→ Exercise:
What lines below contain the word "this"? Please pull each one out.

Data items
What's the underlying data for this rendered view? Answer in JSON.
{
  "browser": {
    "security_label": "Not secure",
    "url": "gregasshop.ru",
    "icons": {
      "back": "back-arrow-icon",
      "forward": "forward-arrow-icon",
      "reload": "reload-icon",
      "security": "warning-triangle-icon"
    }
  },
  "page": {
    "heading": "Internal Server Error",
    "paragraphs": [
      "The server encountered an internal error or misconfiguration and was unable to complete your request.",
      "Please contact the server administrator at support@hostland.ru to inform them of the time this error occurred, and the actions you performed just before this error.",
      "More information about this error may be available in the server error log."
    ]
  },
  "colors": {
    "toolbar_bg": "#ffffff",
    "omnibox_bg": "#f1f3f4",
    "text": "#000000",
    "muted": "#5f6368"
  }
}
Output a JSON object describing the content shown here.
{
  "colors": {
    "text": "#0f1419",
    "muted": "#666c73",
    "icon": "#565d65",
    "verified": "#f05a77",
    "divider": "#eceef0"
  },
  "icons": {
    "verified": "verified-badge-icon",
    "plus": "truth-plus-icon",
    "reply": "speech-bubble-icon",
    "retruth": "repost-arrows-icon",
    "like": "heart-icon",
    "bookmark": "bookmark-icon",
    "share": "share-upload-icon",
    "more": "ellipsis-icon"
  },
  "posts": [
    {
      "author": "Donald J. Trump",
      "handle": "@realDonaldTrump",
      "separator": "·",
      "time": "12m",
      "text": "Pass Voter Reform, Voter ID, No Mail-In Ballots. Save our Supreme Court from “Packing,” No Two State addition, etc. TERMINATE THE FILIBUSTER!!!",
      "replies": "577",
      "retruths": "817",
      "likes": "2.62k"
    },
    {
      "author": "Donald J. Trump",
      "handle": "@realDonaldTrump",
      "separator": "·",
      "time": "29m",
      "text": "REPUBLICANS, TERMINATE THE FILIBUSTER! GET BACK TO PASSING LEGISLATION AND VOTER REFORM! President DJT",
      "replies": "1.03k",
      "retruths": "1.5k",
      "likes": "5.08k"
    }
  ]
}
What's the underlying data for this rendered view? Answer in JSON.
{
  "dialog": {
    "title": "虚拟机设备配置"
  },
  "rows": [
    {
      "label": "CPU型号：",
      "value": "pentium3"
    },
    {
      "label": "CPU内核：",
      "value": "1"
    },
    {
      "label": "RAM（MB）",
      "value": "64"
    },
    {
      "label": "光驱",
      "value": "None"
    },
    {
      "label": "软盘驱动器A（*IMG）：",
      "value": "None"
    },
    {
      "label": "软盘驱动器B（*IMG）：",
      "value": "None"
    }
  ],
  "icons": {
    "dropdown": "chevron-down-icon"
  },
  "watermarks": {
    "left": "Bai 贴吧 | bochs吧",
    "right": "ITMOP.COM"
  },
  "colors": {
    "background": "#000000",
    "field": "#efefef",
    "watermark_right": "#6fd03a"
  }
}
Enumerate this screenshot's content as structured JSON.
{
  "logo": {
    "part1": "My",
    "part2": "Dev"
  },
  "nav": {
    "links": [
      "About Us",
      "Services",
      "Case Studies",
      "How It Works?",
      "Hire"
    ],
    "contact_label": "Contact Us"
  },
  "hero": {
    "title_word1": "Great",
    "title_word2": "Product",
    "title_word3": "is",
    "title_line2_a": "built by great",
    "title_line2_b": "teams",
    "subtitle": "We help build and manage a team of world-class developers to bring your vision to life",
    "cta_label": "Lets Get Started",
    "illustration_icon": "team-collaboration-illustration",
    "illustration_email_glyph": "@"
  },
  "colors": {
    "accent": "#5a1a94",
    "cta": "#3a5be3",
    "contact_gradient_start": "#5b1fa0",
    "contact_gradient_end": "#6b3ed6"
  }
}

→ Result of the exercise:
What's the underlying data for this rendered view? Answer in JSON.
      "Please contact the server administrator at support@hostland.ru to inform them of the time this error occurred, and the actions you performed just before this error.",
      "More information about this error may be available in the server error log."
What's the underlying data for this rendered view? Answer in JSON.
Enumerate this screenshot's content as structured JSON.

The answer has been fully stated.